Required work | Take the line that contains "What data populates" and every line below it to the end of the entries, and give them again exactly, leaving out any pictures.

*** Given entries ***

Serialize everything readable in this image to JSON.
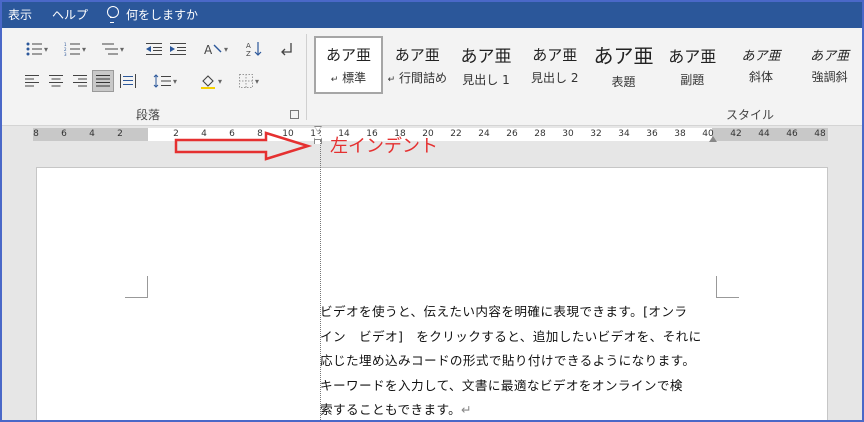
{
  "menubar": {
    "items": [
      "表示",
      "ヘルプ"
    ],
    "tell_me": "何をしますか"
  },
  "ribbon": {
    "paragraph_group_label": "段落",
    "styles_group_label": "スタイル",
    "styles": [
      {
        "preview": "あア亜",
        "name": "標準",
        "mark": "↵",
        "selected": true
      },
      {
        "preview": "あア亜",
        "name": "行間詰め",
        "mark": "↵",
        "selected": false
      },
      {
        "preview": "あア亜",
        "name": "見出し 1",
        "mark": "",
        "selected": false
      },
      {
        "preview": "あア亜",
        "name": "見出し 2",
        "mark": "",
        "selected": false
      },
      {
        "preview": "あア亜",
        "name": "表題",
        "mark": "",
        "selected": false
      },
      {
        "preview": "あア亜",
        "name": "副題",
        "mark": "",
        "selected": false
      },
      {
        "preview": "あア亜",
        "name": "斜体",
        "mark": "",
        "selected": false
      },
      {
        "preview": "あア亜",
        "name": "強調斜",
        "mark": "",
        "selected": false
      }
    ]
  },
  "ruler": {
    "left_numbers": [
      "8",
      "6",
      "4",
      "2"
    ],
    "right_numbers": [
      "2",
      "4",
      "6",
      "8",
      "10",
      "12",
      "14",
      "16",
      "18",
      "20",
      "22",
      "24",
      "26",
      "28",
      "30",
      "32",
      "34",
      "36",
      "38",
      "40",
      "42",
      "44",
      "46",
      "48"
    ]
  },
  "annotation": {
    "label": "左インデント",
    "color": "#e53030"
  },
  "document": {
    "lines": [
      "ビデオを使うと、伝えたい内容を明確に表現できます。[オンラ",
      "イン　ビデオ]　をクリックすると、追加したいビデオを、それに",
      "応じた埋め込みコードの形式で貼り付けできるようになります。",
      "キーワードを入力して、文書に最適なビデオをオンラインで検",
      "索することもできます。"
    ],
    "paragraph_mark": "↵"
  },
  "colors": {
    "titlebar": "#2b579a",
    "frame": "#4a68c8"
  }
}
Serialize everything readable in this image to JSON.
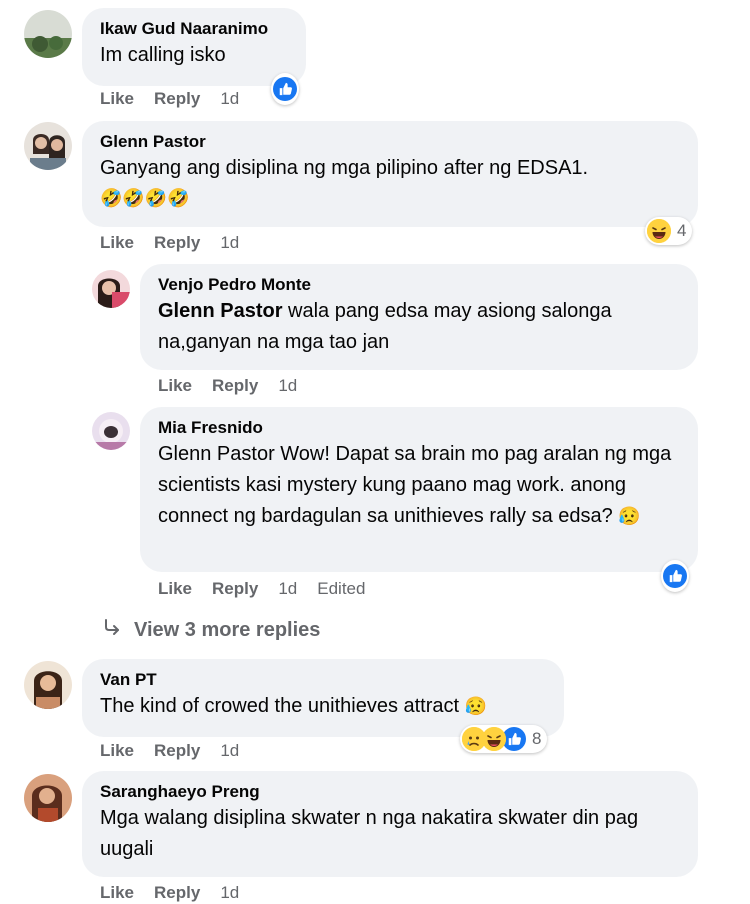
{
  "action_labels": {
    "like": "Like",
    "reply": "Reply",
    "edited": "Edited"
  },
  "comments": [
    {
      "name": "Ikaw Gud Naaranimo",
      "text": "Im calling isko",
      "time": "1d",
      "reaction_count": ""
    },
    {
      "name": "Glenn Pastor",
      "text": "Ganyang ang disiplina ng mga pilipino after ng EDSA1.",
      "emoji_line": "🤣🤣🤣🤣",
      "time": "1d",
      "reaction_count": "4"
    },
    {
      "name": "Venjo Pedro Monte",
      "tag": "Glenn Pastor",
      "text": " wala pang edsa may asiong salonga na,ganyan na mga tao jan",
      "time": "1d"
    },
    {
      "name": "Mia Fresnido",
      "text": "Glenn Pastor Wow! Dapat sa brain mo pag aralan ng mga scientists kasi mystery kung paano mag work. anong connect ng bardagulan sa unithieves rally sa edsa?",
      "text_emoji": "😥",
      "time": "1d"
    },
    {
      "name": "Van PT",
      "text": "The kind of crowed the unithieves attract",
      "text_emoji": "😥",
      "time": "1d",
      "reaction_count": "8"
    },
    {
      "name": "Saranghaeyo Preng",
      "text": "Mga walang disiplina skwater n nga nakatira skwater din pag uugali",
      "time": "1d"
    }
  ],
  "view_more": "View 3 more replies",
  "colors": {
    "bubble": "#f0f2f5",
    "muted": "#65676b",
    "like_blue": "#1877f2",
    "emoji_yellow": "#ffd23f"
  }
}
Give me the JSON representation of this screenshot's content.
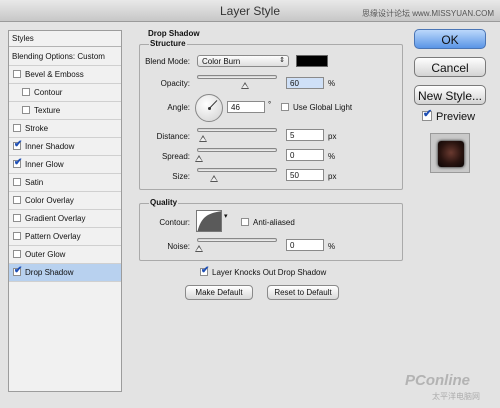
{
  "window": {
    "title": "Layer Style"
  },
  "watermark": {
    "top": "思缘设计论坛 www.MISSYUAN.COM",
    "logo": "PConline",
    "logo_sub": "太平洋电脑网"
  },
  "styles_panel": {
    "header": "Styles",
    "blending_options": "Blending Options: Custom",
    "items": [
      {
        "label": "Bevel & Emboss",
        "checked": false
      },
      {
        "label": "Contour",
        "checked": false
      },
      {
        "label": "Texture",
        "checked": false
      },
      {
        "label": "Stroke",
        "checked": false
      },
      {
        "label": "Inner Shadow",
        "checked": true
      },
      {
        "label": "Inner Glow",
        "checked": true
      },
      {
        "label": "Satin",
        "checked": false
      },
      {
        "label": "Color Overlay",
        "checked": false
      },
      {
        "label": "Gradient Overlay",
        "checked": false
      },
      {
        "label": "Pattern Overlay",
        "checked": false
      },
      {
        "label": "Outer Glow",
        "checked": false
      },
      {
        "label": "Drop Shadow",
        "checked": true
      }
    ]
  },
  "drop_shadow": {
    "section_title": "Drop Shadow",
    "structure": {
      "title": "Structure",
      "blend_mode_label": "Blend Mode:",
      "blend_mode_value": "Color Burn",
      "shadow_color": "#000000",
      "opacity_label": "Opacity:",
      "opacity_value": "60",
      "opacity_unit": "%",
      "opacity_level": 0.6,
      "angle_label": "Angle:",
      "angle_value": "46",
      "angle_unit": "°",
      "use_global_light_label": "Use Global Light",
      "use_global_light_checked": false,
      "distance_label": "Distance:",
      "distance_value": "5",
      "distance_unit": "px",
      "distance_level": 0.05,
      "spread_label": "Spread:",
      "spread_value": "0",
      "spread_unit": "%",
      "spread_level": 0.0,
      "size_label": "Size:",
      "size_value": "50",
      "size_unit": "px",
      "size_level": 0.2
    },
    "quality": {
      "title": "Quality",
      "contour_label": "Contour:",
      "anti_aliased_label": "Anti-aliased",
      "anti_aliased_checked": false,
      "noise_label": "Noise:",
      "noise_value": "0",
      "noise_unit": "%",
      "noise_level": 0.0
    },
    "knocks_out_label": "Layer Knocks Out Drop Shadow",
    "knocks_out_checked": true,
    "make_default_label": "Make Default",
    "reset_default_label": "Reset to Default"
  },
  "buttons": {
    "ok": "OK",
    "cancel": "Cancel",
    "new_style": "New Style...",
    "preview_label": "Preview",
    "preview_checked": true
  }
}
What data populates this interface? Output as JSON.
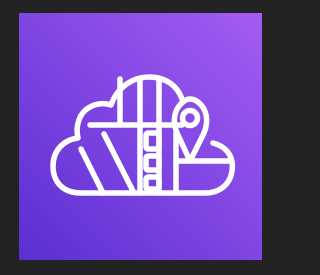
{
  "icon": {
    "name": "cloud-location-map-icon",
    "gradient_start": "#5a2fd1",
    "gradient_end": "#a45cf3",
    "stroke_color": "#ffffff",
    "background_color": "#232323"
  }
}
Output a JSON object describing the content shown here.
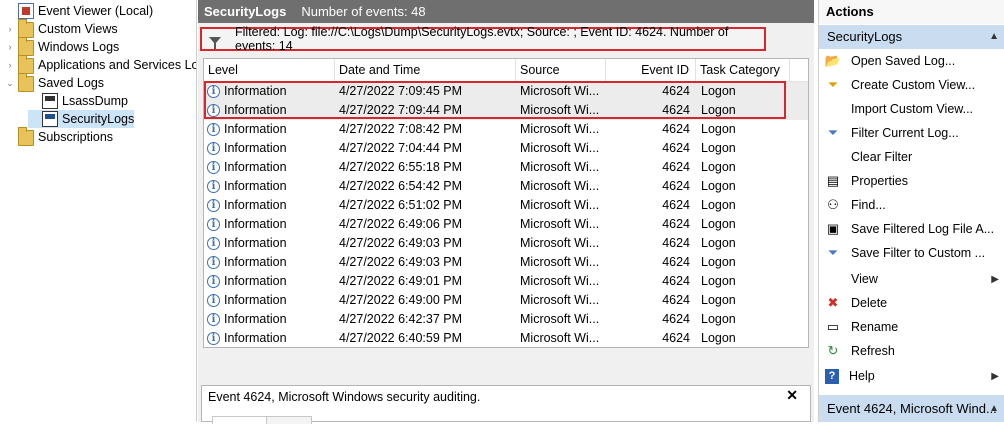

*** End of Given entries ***

Result |
What data populates this interface? Output as JSON.
{
  "icon": {
    "name": "cloud-location-map-icon",
    "gradient_start": "#5a2fd1",
    "gradient_end": "#a45cf3",
    "stroke_color": "#ffffff",
    "background_color": "#232323"
  }
}
Output a JSON object describing the content shown here.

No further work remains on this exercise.